"Occupying Our Space" sheds new light on the contributions of Mexican women journalists and writers during the late nineteenth and early twentieth centuries, marked as the zenith of Mexican journalism. Journalists played a significant role in transforming Mexican social and political life before and after the Revolution (1910 1920), and women were a part of this movement as publishers, writers, public speakers, and political activists. However, their contributions to the broad historical changes associated with the Revolution, as well as the pre- and post-revolutionary eras, are often excluded or overlooked.
"Occupying our Space: The Mestiza Rhetorics of Mexican Women Journalists, 1875 1942," fills a gap in feminine rhetorical history by providing an in-depth look at several important journalists who claimed rhetorical" puestos," or public speaking spaces. This book closely examines the writings of Laureana Wright de Kleinhans (1842 1896), Juana Belen Gutierrez de Mendoza (1875 1942), the political group Las mujeres de Zitacuaro (1900), Hermila Galindo (1896 1954), and others. Grounded in the overarching theoretical lens of mestiza rhetoric, "Occupying Our Space" considers the ways in which Mexican women journalists negotiated shifting feminine identities and the emerging national politics of the late nineteenth and early twentieth centuries. With full length Spanish primary documents along with their translations, this scholarship reframes the conversation about the rhetorical and intellectual role women played in the ever-changing political and identity culture in Mexico."
Occupying Our Space

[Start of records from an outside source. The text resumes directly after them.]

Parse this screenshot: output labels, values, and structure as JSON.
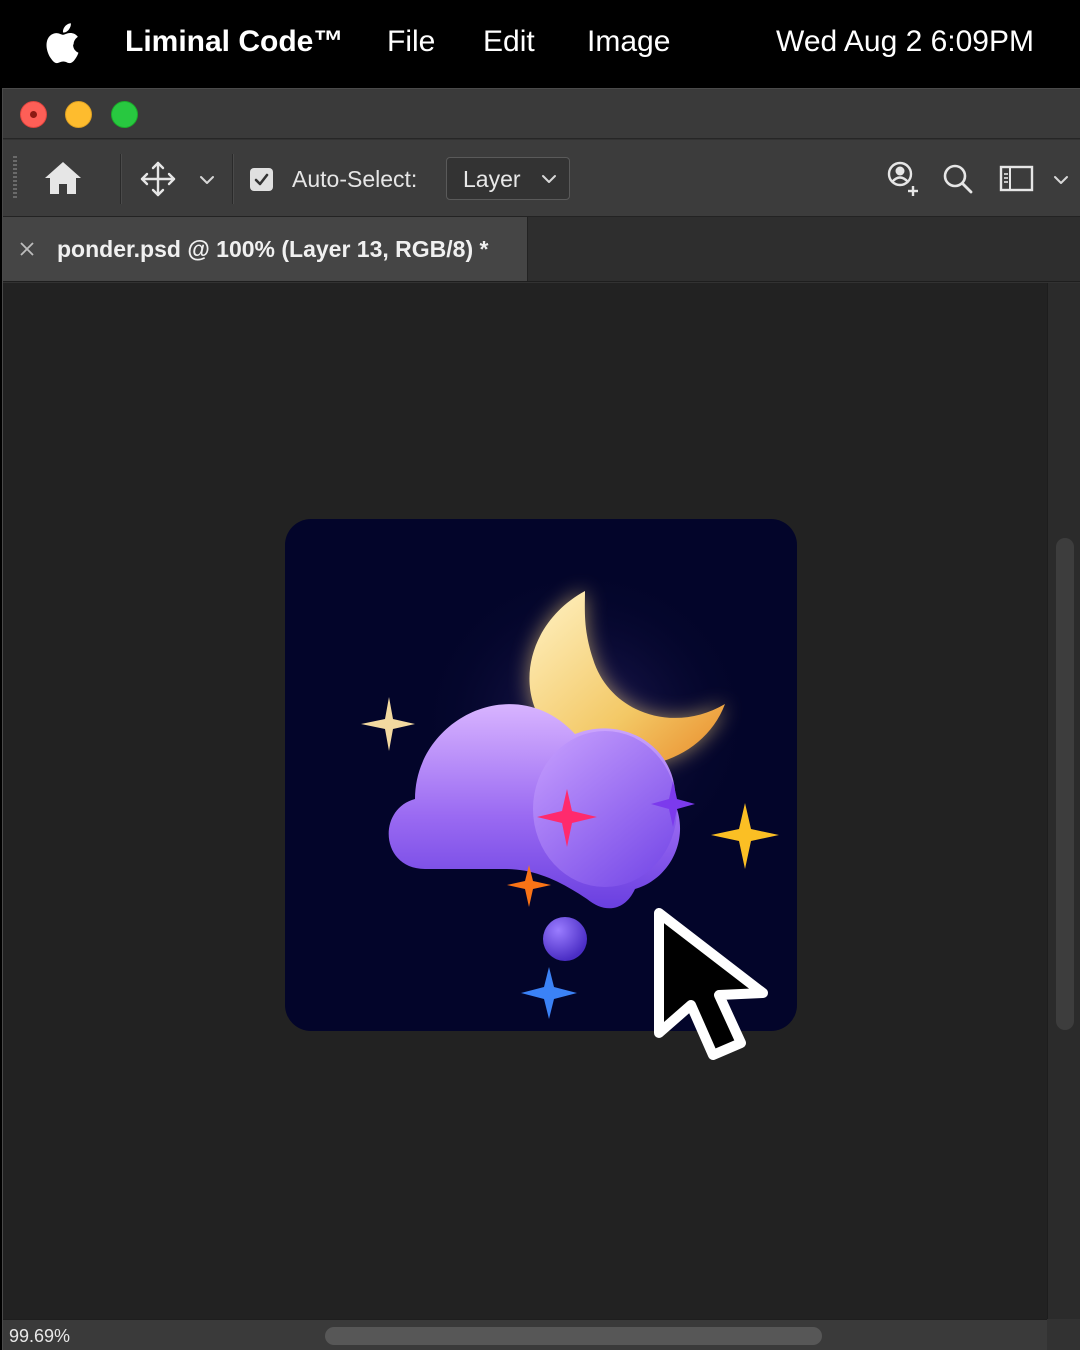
{
  "menubar": {
    "apple_icon": "apple-logo-icon",
    "app_name": "Liminal Code™",
    "menus": [
      "File",
      "Edit",
      "Image"
    ],
    "clock": "Wed Aug 2  6:09PM"
  },
  "window": {
    "traffic_lights": {
      "close": "#fe5f57",
      "minimize": "#febc2e",
      "maximize": "#28c840"
    }
  },
  "options_bar": {
    "home_icon": "home-icon",
    "move_tool_icon": "move-tool-icon",
    "auto_select_checked": true,
    "auto_select_label": "Auto-Select:",
    "auto_select_value": "Layer",
    "right_icons": [
      "share-user-icon",
      "search-icon",
      "workspace-icon"
    ]
  },
  "document_tab": {
    "title": "ponder.psd @ 100% (Layer 13, RGB/8) *"
  },
  "canvas": {
    "background": "#222222",
    "artwork_background": "#03052a",
    "artwork_elements": [
      "moon-icon",
      "cloud-icon",
      "sparkle-icon",
      "pointer-cursor-icon"
    ]
  },
  "status_bar": {
    "zoom": "99.69%"
  }
}
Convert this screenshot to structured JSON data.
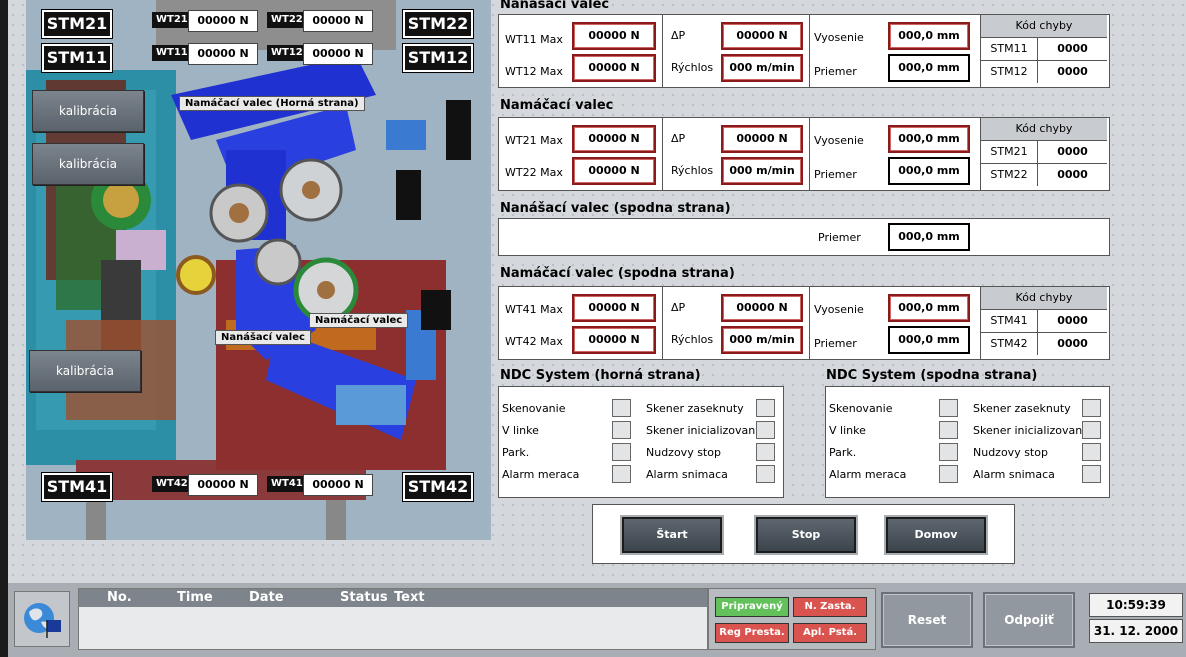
{
  "machine": {
    "stm_tags": {
      "stm21": "STM21",
      "stm22": "STM22",
      "stm11": "STM11",
      "stm12": "STM12",
      "stm41": "STM41",
      "stm42": "STM42"
    },
    "wt_labels": {
      "wt21": "WT21",
      "wt22": "WT22",
      "wt11": "WT11",
      "wt12": "WT12",
      "wt42": "WT42",
      "wt41": "WT41"
    },
    "wt_values": {
      "wt21": "00000 N",
      "wt22": "00000 N",
      "wt11": "00000 N",
      "wt12": "00000 N",
      "wt42": "00000 N",
      "wt41": "00000 N"
    },
    "calibration_buttons": [
      "kalibrácia",
      "kalibrácia",
      "kalibrácia"
    ],
    "callouts": {
      "top": "Namáčací valec (Horná strana)",
      "mid": "Namáčací valec",
      "low": "Nanášací valec"
    }
  },
  "sections": [
    {
      "title": "Nanášací valec",
      "wt_a": "WT11 Max",
      "wt_a_val": "00000 N",
      "wt_b": "WT12 Max",
      "wt_b_val": "00000 N",
      "dp": "ΔP",
      "dp_val": "00000 N",
      "speed": "Rýchlos",
      "speed_val": "000 m/min",
      "height": "Vyosenie",
      "height_val": "000,0 mm",
      "diameter": "Priemer",
      "diameter_val": "000,0 mm",
      "err_head": "Kód chyby",
      "err_rows": [
        [
          "STM11",
          "0000"
        ],
        [
          "STM12",
          "0000"
        ]
      ]
    },
    {
      "title": "Namáčací valec",
      "wt_a": "WT21 Max",
      "wt_a_val": "00000 N",
      "wt_b": "WT22 Max",
      "wt_b_val": "00000 N",
      "dp": "ΔP",
      "dp_val": "00000 N",
      "speed": "Rýchlos",
      "speed_val": "000 m/min",
      "height": "Vyosenie",
      "height_val": "000,0 mm",
      "diameter": "Priemer",
      "diameter_val": "000,0 mm",
      "err_head": "Kód chyby",
      "err_rows": [
        [
          "STM21",
          "0000"
        ],
        [
          "STM22",
          "0000"
        ]
      ]
    },
    {
      "title": "Namáčací valec (spodna strana)",
      "wt_a": "WT41 Max",
      "wt_a_val": "00000 N",
      "wt_b": "WT42 Max",
      "wt_b_val": "00000 N",
      "dp": "ΔP",
      "dp_val": "00000 N",
      "speed": "Rýchlos",
      "speed_val": "000 m/min",
      "height": "Vyosenie",
      "height_val": "000,0 mm",
      "diameter": "Priemer",
      "diameter_val": "000,0 mm",
      "err_head": "Kód chyby",
      "err_rows": [
        [
          "STM41",
          "0000"
        ],
        [
          "STM42",
          "0000"
        ]
      ]
    }
  ],
  "bottom_roller": {
    "title": "Nanášací valec (spodna strana)",
    "diameter": "Priemer",
    "diameter_val": "000,0 mm"
  },
  "ndc": [
    {
      "title": "NDC System (horná strana)",
      "left": [
        "Skenovanie",
        "V linke",
        "Park.",
        "Alarm meraca"
      ],
      "right": [
        "Skener zaseknuty",
        "Skener inicializovany",
        "Nudzovy stop",
        "Alarm snimaca"
      ]
    },
    {
      "title": "NDC System (spodna strana)",
      "left": [
        "Skenovanie",
        "V linke",
        "Park.",
        "Alarm meraca"
      ],
      "right": [
        "Skener zaseknuty",
        "Skener inicializovany",
        "Nudzovy stop",
        "Alarm snimaca"
      ]
    }
  ],
  "controls": {
    "start": "Štart",
    "stop": "Stop",
    "home": "Domov"
  },
  "alarm_list": {
    "no": "No.",
    "time": "Time",
    "date": "Date",
    "status": "Status",
    "text": "Text"
  },
  "status": {
    "ready": "Pripravený",
    "n_stop": "N. Zasta.",
    "reg_prest": "Reg Presta.",
    "apl_prest": "Apl. Pstá."
  },
  "bottom_buttons": {
    "reset": "Reset",
    "disconnect": "Odpojiť"
  },
  "clock": {
    "time": "10:59:39",
    "date": "31. 12. 2000"
  },
  "colors": {
    "ready": "#62c15a",
    "alarm": "#d9534f",
    "frame_red": "#8b1a1a"
  }
}
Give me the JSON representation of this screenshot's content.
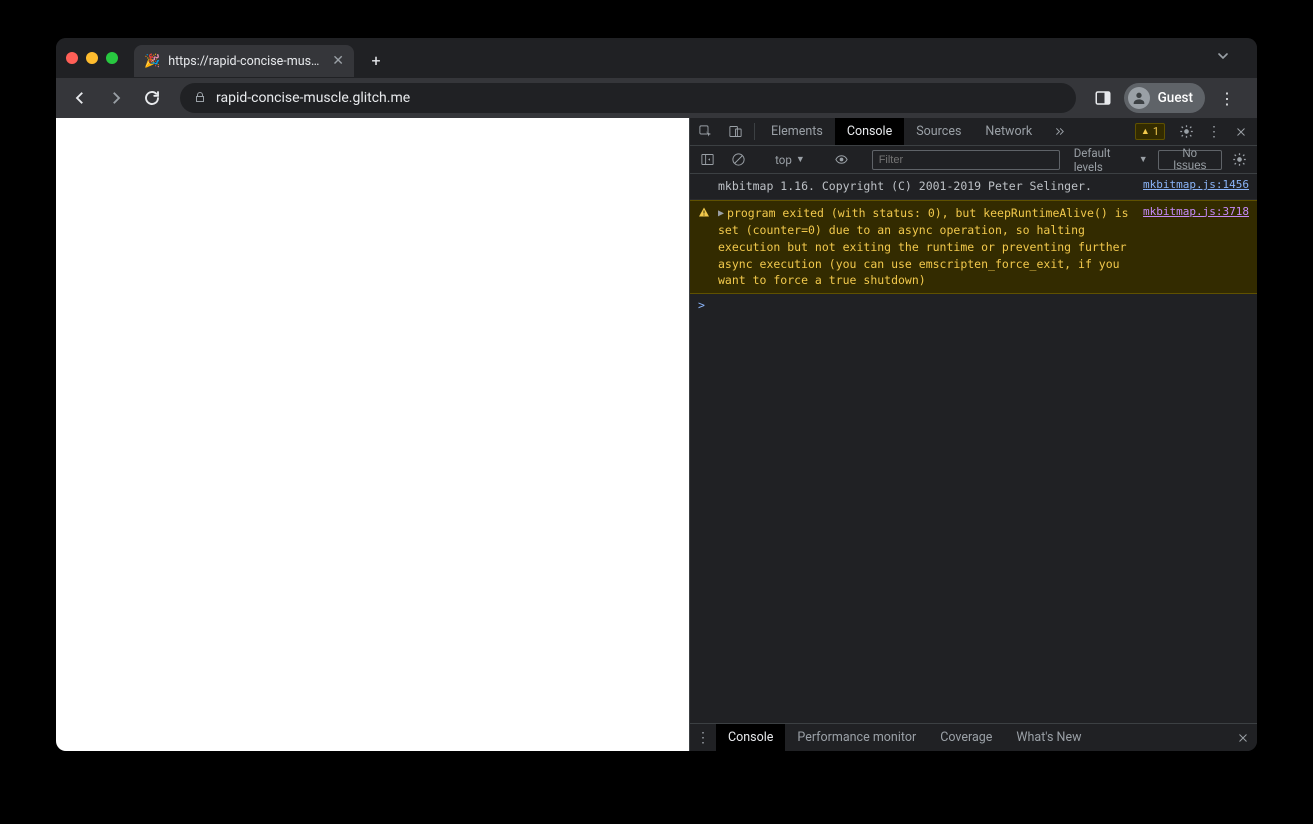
{
  "tab": {
    "favicon": "🎉",
    "title": "https://rapid-concise-muscle.g"
  },
  "address": {
    "url": "rapid-concise-muscle.glitch.me"
  },
  "profile": {
    "label": "Guest"
  },
  "devtools": {
    "tabs": {
      "elements": "Elements",
      "console": "Console",
      "sources": "Sources",
      "network": "Network"
    },
    "warning_count": "1",
    "toolbar": {
      "context": "top",
      "filter_placeholder": "Filter",
      "levels": "Default levels",
      "issues": "No Issues"
    },
    "messages": {
      "log0": {
        "text": "mkbitmap 1.16. Copyright (C) 2001-2019 Peter Selinger.",
        "src": "mkbitmap.js:1456"
      },
      "warn0": {
        "text": "program exited (with status: 0), but keepRuntimeAlive() is set (counter=0) due to an async operation, so halting execution but not exiting the runtime or preventing further async execution (you can use emscripten_force_exit, if you want to force a true shutdown)",
        "src": "mkbitmap.js:3718"
      }
    },
    "prompt": ">",
    "drawer": {
      "console": "Console",
      "perfmon": "Performance monitor",
      "coverage": "Coverage",
      "whatsnew": "What's New"
    }
  }
}
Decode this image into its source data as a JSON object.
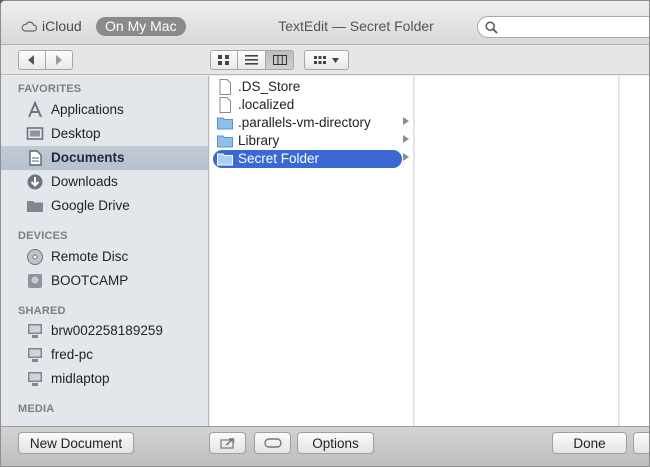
{
  "titlebar": {
    "icloud_label": "iCloud",
    "on_my_mac_label": "On My Mac",
    "title": "TextEdit  —  Secret Folder",
    "search_placeholder": ""
  },
  "toolbar": {
    "back_icon": "chevron-left-icon",
    "forward_icon": "chevron-right-icon",
    "view_modes": [
      "icon-view",
      "list-view",
      "column-view"
    ],
    "active_view": "column-view",
    "arrange_icon": "grid-arrange-icon"
  },
  "sidebar": {
    "sections": [
      {
        "title": "FAVORITES",
        "items": [
          {
            "label": "Applications",
            "icon": "applications-icon"
          },
          {
            "label": "Desktop",
            "icon": "desktop-icon"
          },
          {
            "label": "Documents",
            "icon": "documents-icon",
            "selected": true
          },
          {
            "label": "Downloads",
            "icon": "downloads-icon"
          },
          {
            "label": "Google Drive",
            "icon": "folder-icon"
          }
        ]
      },
      {
        "title": "DEVICES",
        "items": [
          {
            "label": "Remote Disc",
            "icon": "disc-icon"
          },
          {
            "label": "BOOTCAMP",
            "icon": "drive-icon"
          }
        ]
      },
      {
        "title": "SHARED",
        "items": [
          {
            "label": "brw002258189259",
            "icon": "computer-icon"
          },
          {
            "label": "fred-pc",
            "icon": "computer-icon"
          },
          {
            "label": "midlaptop",
            "icon": "computer-icon"
          }
        ]
      },
      {
        "title": "MEDIA",
        "items": []
      }
    ]
  },
  "columns": {
    "first": [
      {
        "name": ".DS_Store",
        "kind": "file",
        "icon": "document-icon"
      },
      {
        "name": ".localized",
        "kind": "file",
        "icon": "document-icon"
      },
      {
        "name": ".parallels-vm-directory",
        "kind": "folder",
        "icon": "folder-icon"
      },
      {
        "name": "Library",
        "kind": "folder",
        "icon": "folder-icon"
      },
      {
        "name": "Secret Folder",
        "kind": "folder",
        "icon": "folder-icon",
        "selected": true
      }
    ]
  },
  "bottombar": {
    "new_document_label": "New Document",
    "share_icon": "share-icon",
    "tag_icon": "tag-icon",
    "options_label": "Options",
    "done_label": "Done"
  },
  "colors": {
    "selection_blue": "#3a69d3",
    "sidebar_bg": "#e3e7ec",
    "sidebar_selected": "#bac4d2"
  }
}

University of Arizona Press
The Mestiza Rhetorics of Mexican Women Journalists and Activists, 1875-1942
Education & Reference